Details of those consultations — including dates, and other logistics — aren’t worked out just yet. However, DFO revealed its intentions to bring in a consistent registration policy for Atlantic Canada/Quebec in late June with news that the maximum length of fishing vessels in this province’s inshore fleet will be increased to 49’11, bringing them in line with the Maritimes.
Fort Amherst (Prosser's Rock) Small Boat Basin just inside The Narrows, the entrance to St. John's harbour.
DFO's fishing vessel registration rules in Eastern Canada are all over the map.
In the Maritimes and Quebec, once a vessel is registered with a licence, that registration must be in place for at least 30 days before a different vessel can be registered to that licence.
In the Newfoundland and Labrador Region, once a vessel is registered with a licence, that registration must be in place for 12 months.
For Indigenous/communal licenses, the registration time line is one day.
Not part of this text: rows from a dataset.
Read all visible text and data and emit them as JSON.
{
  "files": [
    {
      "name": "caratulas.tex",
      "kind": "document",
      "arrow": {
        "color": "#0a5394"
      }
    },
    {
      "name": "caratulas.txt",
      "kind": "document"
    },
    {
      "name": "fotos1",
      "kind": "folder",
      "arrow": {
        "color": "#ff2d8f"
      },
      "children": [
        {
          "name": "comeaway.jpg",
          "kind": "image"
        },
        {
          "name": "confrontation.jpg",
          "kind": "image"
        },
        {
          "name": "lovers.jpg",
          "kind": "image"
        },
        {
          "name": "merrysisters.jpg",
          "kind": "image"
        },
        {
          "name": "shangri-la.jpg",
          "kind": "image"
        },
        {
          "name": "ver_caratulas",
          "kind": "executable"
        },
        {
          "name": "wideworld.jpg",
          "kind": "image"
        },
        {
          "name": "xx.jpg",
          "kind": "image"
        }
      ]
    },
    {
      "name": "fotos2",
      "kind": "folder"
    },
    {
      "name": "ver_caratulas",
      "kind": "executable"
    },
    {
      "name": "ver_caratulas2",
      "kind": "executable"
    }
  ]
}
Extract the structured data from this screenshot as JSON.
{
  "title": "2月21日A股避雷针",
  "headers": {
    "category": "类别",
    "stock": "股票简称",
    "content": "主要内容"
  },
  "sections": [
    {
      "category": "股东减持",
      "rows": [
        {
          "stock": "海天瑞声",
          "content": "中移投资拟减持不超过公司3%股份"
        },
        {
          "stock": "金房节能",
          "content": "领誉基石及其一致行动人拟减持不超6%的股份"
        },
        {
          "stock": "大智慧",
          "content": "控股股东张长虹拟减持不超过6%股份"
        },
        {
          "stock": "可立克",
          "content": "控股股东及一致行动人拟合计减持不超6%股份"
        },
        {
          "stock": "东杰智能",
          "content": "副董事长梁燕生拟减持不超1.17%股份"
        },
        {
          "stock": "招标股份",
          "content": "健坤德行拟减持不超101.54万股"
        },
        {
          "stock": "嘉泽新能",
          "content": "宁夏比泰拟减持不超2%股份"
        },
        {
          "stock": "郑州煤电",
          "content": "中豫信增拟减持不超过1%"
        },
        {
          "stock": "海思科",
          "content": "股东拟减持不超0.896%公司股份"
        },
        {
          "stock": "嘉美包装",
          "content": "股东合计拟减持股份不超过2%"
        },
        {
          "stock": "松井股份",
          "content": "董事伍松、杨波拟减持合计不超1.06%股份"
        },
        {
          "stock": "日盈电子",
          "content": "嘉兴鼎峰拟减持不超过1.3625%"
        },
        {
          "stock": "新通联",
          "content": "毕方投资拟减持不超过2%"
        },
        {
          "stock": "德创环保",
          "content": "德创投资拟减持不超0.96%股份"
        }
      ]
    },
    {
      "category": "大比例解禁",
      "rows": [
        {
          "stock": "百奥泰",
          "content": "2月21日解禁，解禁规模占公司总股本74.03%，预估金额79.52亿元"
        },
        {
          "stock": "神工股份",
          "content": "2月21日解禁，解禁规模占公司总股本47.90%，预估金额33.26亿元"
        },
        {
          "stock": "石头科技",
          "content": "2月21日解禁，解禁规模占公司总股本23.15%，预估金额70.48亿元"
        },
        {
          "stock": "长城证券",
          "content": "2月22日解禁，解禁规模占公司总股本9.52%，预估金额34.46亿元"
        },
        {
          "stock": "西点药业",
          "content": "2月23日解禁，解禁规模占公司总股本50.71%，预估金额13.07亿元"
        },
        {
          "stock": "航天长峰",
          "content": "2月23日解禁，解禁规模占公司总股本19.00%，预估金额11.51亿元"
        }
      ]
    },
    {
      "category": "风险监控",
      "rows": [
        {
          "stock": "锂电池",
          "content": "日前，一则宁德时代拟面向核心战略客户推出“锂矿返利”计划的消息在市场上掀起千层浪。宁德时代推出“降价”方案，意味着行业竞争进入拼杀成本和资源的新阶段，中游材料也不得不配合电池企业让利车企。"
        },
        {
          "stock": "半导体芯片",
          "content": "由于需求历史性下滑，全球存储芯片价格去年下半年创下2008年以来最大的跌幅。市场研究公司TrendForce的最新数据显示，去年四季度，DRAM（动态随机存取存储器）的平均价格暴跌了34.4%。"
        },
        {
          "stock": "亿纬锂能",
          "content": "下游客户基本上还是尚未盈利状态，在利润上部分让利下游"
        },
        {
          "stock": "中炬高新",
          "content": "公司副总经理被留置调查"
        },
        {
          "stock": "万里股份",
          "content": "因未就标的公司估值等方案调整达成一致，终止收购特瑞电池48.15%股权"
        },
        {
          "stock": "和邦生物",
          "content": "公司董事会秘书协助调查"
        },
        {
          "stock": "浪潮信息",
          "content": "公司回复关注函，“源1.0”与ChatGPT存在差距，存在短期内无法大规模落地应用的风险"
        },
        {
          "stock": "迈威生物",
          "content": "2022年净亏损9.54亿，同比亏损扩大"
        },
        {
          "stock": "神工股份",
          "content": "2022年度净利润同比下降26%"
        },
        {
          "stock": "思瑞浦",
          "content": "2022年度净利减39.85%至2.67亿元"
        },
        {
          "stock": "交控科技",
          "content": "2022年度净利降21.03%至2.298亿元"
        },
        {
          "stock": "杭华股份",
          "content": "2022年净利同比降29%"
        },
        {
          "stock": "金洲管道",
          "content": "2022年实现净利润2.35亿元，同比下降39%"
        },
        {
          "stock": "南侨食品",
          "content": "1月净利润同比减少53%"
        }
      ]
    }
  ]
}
DFO's registration policy is meant to reinforce the "guiding principle" of owner-operators in that the individual issued the license fishes the license.
However, the longer registration time puts Newfoundland and Labrador's inshore fleet at a competitive disadvantage.
Earlier this year DFO held a string of virtual outreach meetings around the province to hear directly from inshore harvesters about issues impacting their fleets, with the question of fishing vessel length front and centre on the agenda.
The vast majority of owner-operators spoke in favour of extending the maximum length of inshore boats to 49’11 from 39’11 to fall in line with inshore fleets in the rest of Atlantic Canada.
That change will come into effect for the 2023 fishing season.
Ryan Cleary, Executive Director, SEA-NL
Seaward Enterprises Association of Newfoundland and Labrador (SEA-NL) is a professional, non-profit organization serving as the distinct voice for licensed, independent owner-operator inshore fish harvesters. You can read more about SEA-NL, and join us here.